Requirement:
Return all the records, each one exactly as given.

Records shown:
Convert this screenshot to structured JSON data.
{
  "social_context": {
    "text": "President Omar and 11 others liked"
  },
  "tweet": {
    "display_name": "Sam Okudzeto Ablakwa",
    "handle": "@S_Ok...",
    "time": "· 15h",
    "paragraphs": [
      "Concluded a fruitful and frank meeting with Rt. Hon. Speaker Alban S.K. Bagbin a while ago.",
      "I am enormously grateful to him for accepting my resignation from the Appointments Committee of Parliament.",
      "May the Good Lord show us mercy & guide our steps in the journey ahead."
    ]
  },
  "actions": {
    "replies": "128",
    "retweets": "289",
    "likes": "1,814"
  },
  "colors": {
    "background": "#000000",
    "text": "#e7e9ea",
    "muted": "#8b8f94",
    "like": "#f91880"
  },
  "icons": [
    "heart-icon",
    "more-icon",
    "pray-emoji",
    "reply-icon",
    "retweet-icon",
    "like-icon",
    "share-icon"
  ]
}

Finished task:
Convert this screenshot to structured JSON data.
{
  "social_context": {
    "text": "President Omar and 11 others liked"
  },
  "tweet": {
    "display_name": "Sam Okudzeto Ablakwa",
    "handle": "@S_Ok...",
    "time": "· 15h",
    "paragraphs": [
      "Concluded a fruitful and frank meeting with Rt. Hon. Speaker Alban S.K. Bagbin a while ago.",
      "I am enormously grateful to him for accepting my resignation from the Appointments Committee of Parliament.",
      "May the Good Lord show us mercy & guide our steps in the journey ahead."
    ]
  },
  "actions": {
    "replies": "128",
    "retweets": "289",
    "likes": "1,814"
  },
  "colors": {
    "background": "#000000",
    "text": "#e7e9ea",
    "muted": "#8b8f94",
    "like": "#f91880"
  },
  "icons": [
    "heart-icon",
    "more-icon",
    "pray-emoji",
    "reply-icon",
    "retweet-icon",
    "like-icon",
    "share-icon"
  ]
}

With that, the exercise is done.